More than 500 of members of the United Auto Workers voted to stay out on strike at the battery production facility operated by Clarios outside Toledo, Ohio increasing pressure on supply chains critical to automakers and raising the stakes for both the company and the union.
Officials from the UAW and Local 12 presented the company’s most recent offer to end the two-week-old strike to Clarios employees during a meeting Monday morning, but the tentative agreement was voted down.
This is just the latest in several showdowns between the union and suppliers, where the UAW’s membership has taken a much tougher stance in contract negotiations.
Overtime is key issue
Two critical issues that emerged during the dispute work days and overtime. Clarios calls for its hourly employees to work 12-hour shift without overtime. Employees want overtime for any time worked beyond a regular eight-hour shift.
The Toledo plant produces conventional 12-volt batteries used by automakers as well as manufacturers of other vehicles. The batteries are also sold on the aftermarket under a variety of different brand names.
Clarios, which earlier this month used Ohio law to obtain an injunction to keep pickets from blocking entrances to the plant, said it planned to continue finish products from the plant to Ford, General Motors and Stellantis, using supervisors and management personnel, raising tensions on the picket line.

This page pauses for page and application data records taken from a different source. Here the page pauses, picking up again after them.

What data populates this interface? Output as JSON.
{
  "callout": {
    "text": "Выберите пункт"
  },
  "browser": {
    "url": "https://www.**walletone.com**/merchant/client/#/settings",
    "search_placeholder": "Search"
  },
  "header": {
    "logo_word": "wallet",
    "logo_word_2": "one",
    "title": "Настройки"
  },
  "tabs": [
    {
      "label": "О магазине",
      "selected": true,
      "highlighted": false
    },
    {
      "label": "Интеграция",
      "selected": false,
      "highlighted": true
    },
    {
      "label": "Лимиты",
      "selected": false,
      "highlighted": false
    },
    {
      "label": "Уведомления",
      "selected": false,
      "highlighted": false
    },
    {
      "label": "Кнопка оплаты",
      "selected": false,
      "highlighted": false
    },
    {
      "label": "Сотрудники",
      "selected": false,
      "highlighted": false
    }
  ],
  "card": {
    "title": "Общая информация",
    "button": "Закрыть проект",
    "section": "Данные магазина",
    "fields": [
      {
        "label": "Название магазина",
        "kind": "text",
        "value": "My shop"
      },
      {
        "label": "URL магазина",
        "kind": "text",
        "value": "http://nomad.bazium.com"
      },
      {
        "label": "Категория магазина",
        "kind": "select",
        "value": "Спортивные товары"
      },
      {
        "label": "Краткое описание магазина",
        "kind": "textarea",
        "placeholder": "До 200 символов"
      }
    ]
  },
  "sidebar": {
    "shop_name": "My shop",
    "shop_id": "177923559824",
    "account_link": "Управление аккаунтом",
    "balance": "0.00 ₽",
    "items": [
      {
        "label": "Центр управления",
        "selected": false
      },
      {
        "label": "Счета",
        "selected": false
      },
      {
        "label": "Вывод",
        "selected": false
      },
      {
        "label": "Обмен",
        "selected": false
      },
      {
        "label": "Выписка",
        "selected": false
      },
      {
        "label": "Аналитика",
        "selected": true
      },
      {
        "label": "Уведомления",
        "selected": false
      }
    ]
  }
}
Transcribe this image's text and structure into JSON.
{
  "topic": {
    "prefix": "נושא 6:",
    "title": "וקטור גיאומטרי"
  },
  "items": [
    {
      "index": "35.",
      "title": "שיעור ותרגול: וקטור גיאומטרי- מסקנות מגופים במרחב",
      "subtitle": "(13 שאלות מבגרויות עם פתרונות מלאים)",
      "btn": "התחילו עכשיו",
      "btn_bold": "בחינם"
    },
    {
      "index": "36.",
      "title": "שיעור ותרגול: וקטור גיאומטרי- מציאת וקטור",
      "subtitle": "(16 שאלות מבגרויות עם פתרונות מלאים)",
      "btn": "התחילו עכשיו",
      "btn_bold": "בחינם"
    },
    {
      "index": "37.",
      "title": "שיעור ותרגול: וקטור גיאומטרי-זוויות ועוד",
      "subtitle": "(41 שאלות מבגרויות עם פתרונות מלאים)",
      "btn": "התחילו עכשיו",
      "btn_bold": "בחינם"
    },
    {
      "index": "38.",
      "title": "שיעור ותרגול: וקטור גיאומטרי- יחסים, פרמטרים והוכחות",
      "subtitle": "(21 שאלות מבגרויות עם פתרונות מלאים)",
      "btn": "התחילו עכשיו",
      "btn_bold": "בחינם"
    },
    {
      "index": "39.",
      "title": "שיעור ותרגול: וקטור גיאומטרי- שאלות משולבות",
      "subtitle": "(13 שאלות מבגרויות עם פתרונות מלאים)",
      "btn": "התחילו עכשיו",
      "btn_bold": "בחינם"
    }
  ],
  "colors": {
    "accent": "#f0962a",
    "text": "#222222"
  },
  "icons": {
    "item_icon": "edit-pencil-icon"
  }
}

The rising tensions also pose a challenge for Shawn Fain, the UAW’s new president, who promised to take a more militant approach in negotiations with employers such as Clarios.
Spun off by former owner Johnson Controls a decade ago, the company has benefitted from a wave of contract concessions according to members of Local 12.
Unrest spreads among suppliers
Last week, the UAW called a strike by workers at Constellium Automotive in suburban Detroit, claiming the company had refused to bargain in good faith issues related to working conditions.
Negotiations at the plant in Van Buren Detroit were scheduled to resume this week.
The plant supplies parts for the Ford F-150, F-150 Lightning, Explorer, and Super Duty at six UAW-represented Ford Assembly plants, according to the UAW, which said workers are members of UAW Local 174. They are seeking to address health and safety issues, along with unfair discipline from management.
Meanwhile, workers at Webasto Roof Systems in Plymouth, Michigan voted to join UAW Local 3000.
The workers, who make convertible tops for the Mustang, Jeep, Bronco, and Corvette, launched their organizing drive in November, and faced an intense anti-union campaign from management, according to the union.
Laura Dickerson, UAW Region 1A director, noted “Over and over, we’re seeing workers across the auto supply chain come together in a common cause for justice on the job.”
The sentiment was echoed by Webasto employees.
“We’re doing this for our coworkers,” said Sheron Johnson, a production worker at Webasto. “People have been mistreated, not getting paid, having their schedules changed with no notice. We want to leave this place better for the next generation.”
Gustavo Vasquez has worked at Webasto for 17 years. “We used to have our voices heard at Webasto, that’s all we want,” Vasquez said. “To be treated as an asset to the company and not just a number.”